> Work to complete:
Reproduce the data, keeping every word exactly as it is.

> Records:
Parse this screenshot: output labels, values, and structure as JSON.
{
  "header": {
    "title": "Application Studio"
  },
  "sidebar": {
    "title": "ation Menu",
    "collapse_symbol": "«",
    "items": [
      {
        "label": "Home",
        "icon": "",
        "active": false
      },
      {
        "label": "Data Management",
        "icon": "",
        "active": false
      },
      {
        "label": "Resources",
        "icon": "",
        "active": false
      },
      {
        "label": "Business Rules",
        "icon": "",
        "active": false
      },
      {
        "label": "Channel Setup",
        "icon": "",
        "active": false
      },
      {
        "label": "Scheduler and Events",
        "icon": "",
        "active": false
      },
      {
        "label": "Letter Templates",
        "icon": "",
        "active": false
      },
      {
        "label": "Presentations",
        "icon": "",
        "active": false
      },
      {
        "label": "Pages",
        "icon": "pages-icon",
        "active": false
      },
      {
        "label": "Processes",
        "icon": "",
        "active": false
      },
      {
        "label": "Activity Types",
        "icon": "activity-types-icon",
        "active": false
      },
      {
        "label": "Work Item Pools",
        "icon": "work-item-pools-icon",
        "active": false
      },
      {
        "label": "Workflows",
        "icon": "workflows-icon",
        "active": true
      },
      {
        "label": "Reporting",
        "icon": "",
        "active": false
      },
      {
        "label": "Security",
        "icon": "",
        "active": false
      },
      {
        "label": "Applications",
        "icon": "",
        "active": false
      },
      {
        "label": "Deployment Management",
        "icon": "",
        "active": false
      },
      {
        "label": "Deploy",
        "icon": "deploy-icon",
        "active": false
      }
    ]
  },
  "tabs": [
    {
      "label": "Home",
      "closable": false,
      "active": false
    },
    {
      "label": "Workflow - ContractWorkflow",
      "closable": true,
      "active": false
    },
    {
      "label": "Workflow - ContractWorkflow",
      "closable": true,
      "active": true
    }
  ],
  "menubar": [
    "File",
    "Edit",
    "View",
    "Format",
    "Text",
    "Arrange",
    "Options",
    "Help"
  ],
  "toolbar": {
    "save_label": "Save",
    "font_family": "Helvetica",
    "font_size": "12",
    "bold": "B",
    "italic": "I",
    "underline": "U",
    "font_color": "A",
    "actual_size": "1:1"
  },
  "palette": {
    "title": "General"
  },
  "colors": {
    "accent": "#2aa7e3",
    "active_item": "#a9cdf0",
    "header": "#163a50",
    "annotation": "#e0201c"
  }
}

> Response area:
Parse this screenshot: output labels, values, and structure as JSON.
{
  "header": {
    "title": "Application Studio"
  },
  "sidebar": {
    "title": "ation Menu",
    "collapse_symbol": "«",
    "items": [
      {
        "label": "Home",
        "icon": "",
        "active": false
      },
      {
        "label": "Data Management",
        "icon": "",
        "active": false
      },
      {
        "label": "Resources",
        "icon": "",
        "active": false
      },
      {
        "label": "Business Rules",
        "icon": "",
        "active": false
      },
      {
        "label": "Channel Setup",
        "icon": "",
        "active": false
      },
      {
        "label": "Scheduler and Events",
        "icon": "",
        "active": false
      },
      {
        "label": "Letter Templates",
        "icon": "",
        "active": false
      },
      {
        "label": "Presentations",
        "icon": "",
        "active": false
      },
      {
        "label": "Pages",
        "icon": "pages-icon",
        "active": false
      },
      {
        "label": "Processes",
        "icon": "",
        "active": false
      },
      {
        "label": "Activity Types",
        "icon": "activity-types-icon",
        "active": false
      },
      {
        "label": "Work Item Pools",
        "icon": "work-item-pools-icon",
        "active": false
      },
      {
        "label": "Workflows",
        "icon": "workflows-icon",
        "active": true
      },
      {
        "label": "Reporting",
        "icon": "",
        "active": false
      },
      {
        "label": "Security",
        "icon": "",
        "active": false
      },
      {
        "label": "Applications",
        "icon": "",
        "active": false
      },
      {
        "label": "Deployment Management",
        "icon": "",
        "active": false
      },
      {
        "label": "Deploy",
        "icon": "deploy-icon",
        "active": false
      }
    ]
  },
  "tabs": [
    {
      "label": "Home",
      "closable": false,
      "active": false
    },
    {
      "label": "Workflow - ContractWorkflow",
      "closable": true,
      "active": false
    },
    {
      "label": "Workflow - ContractWorkflow",
      "closable": true,
      "active": true
    }
  ],
  "menubar": [
    "File",
    "Edit",
    "View",
    "Format",
    "Text",
    "Arrange",
    "Options",
    "Help"
  ],
  "toolbar": {
    "save_label": "Save",
    "font_family": "Helvetica",
    "font_size": "12",
    "bold": "B",
    "italic": "I",
    "underline": "U",
    "font_color": "A",
    "actual_size": "1:1"
  },
  "palette": {
    "title": "General"
  },
  "colors": {
    "accent": "#2aa7e3",
    "active_item": "#a9cdf0",
    "header": "#163a50",
    "annotation": "#e0201c"
  }
}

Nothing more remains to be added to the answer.